[The problem]:
With the pictures set aside, write out all of the data exactly as it stands.

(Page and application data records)
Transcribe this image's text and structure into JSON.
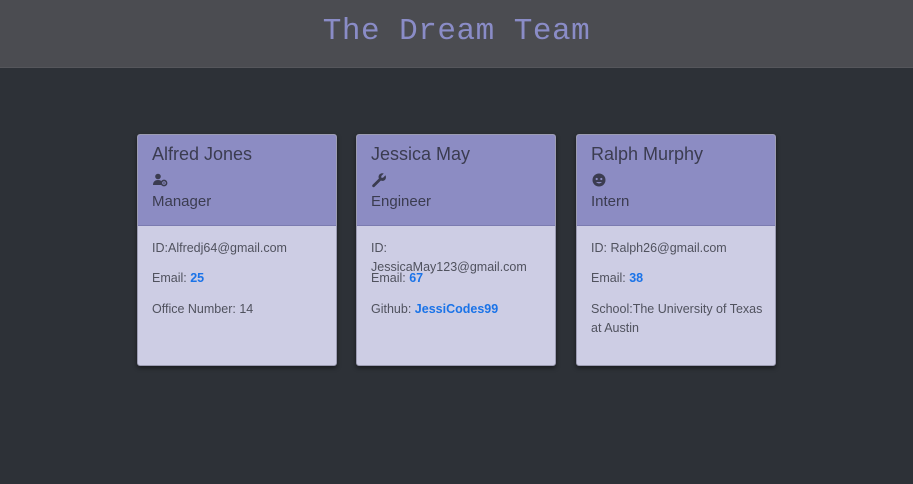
{
  "header": {
    "title": "The Dream Team"
  },
  "cards": [
    {
      "name": "Alfred Jones",
      "icon": "manager-icon",
      "role": "Manager",
      "id_label": "ID:",
      "id_value": "Alfredj64@gmail.com",
      "email_label": "Email:",
      "email_value": "25",
      "extra_label": "Office Number:",
      "extra_value": "14"
    },
    {
      "name": "Jessica May",
      "icon": "wrench-icon",
      "role": "Engineer",
      "id_label": "ID:",
      "id_value": "JessicaMay123@gmail.com",
      "email_label": "Email:",
      "email_value": "67",
      "extra_label": "Github:",
      "extra_value": "JessiCodes99"
    },
    {
      "name": "Ralph Murphy",
      "icon": "student-icon",
      "role": "Intern",
      "id_label": "ID:",
      "id_value": "Ralph26@gmail.com",
      "email_label": "Email:",
      "email_value": "38",
      "extra_label": "School:",
      "extra_value": "The University of Texas at Austin"
    }
  ],
  "colors": {
    "background": "#2d3137",
    "header": "#4b4c51",
    "title": "#8a8cc7",
    "card_head": "#8c8cc3",
    "card_body": "#cdcde4",
    "link": "#1a73e8"
  }
}
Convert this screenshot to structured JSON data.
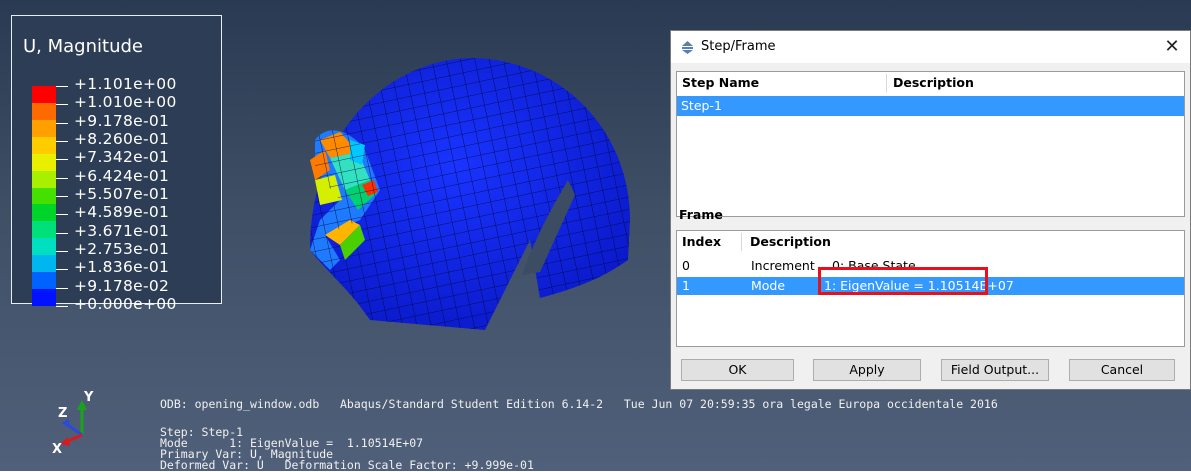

[Reply]:
Transcribe this image's text and structure into JSON.
{
  "header": {
    "title": "The Dream Team"
  },
  "cards": [
    {
      "name": "Alfred Jones",
      "icon": "manager-icon",
      "role": "Manager",
      "id_label": "ID:",
      "id_value": "Alfredj64@gmail.com",
      "email_label": "Email:",
      "email_value": "25",
      "extra_label": "Office Number:",
      "extra_value": "14"
    },
    {
      "name": "Jessica May",
      "icon": "wrench-icon",
      "role": "Engineer",
      "id_label": "ID:",
      "id_value": "JessicaMay123@gmail.com",
      "email_label": "Email:",
      "email_value": "67",
      "extra_label": "Github:",
      "extra_value": "JessiCodes99"
    },
    {
      "name": "Ralph Murphy",
      "icon": "student-icon",
      "role": "Intern",
      "id_label": "ID:",
      "id_value": "Ralph26@gmail.com",
      "email_label": "Email:",
      "email_value": "38",
      "extra_label": "School:",
      "extra_value": "The University of Texas at Austin"
    }
  ],
  "colors": {
    "background": "#2d3137",
    "header": "#4b4c51",
    "title": "#8a8cc7",
    "card_head": "#8c8cc3",
    "card_body": "#cdcde4",
    "link": "#1a73e8"
  }
}
Convert this screenshot to structured JSON data.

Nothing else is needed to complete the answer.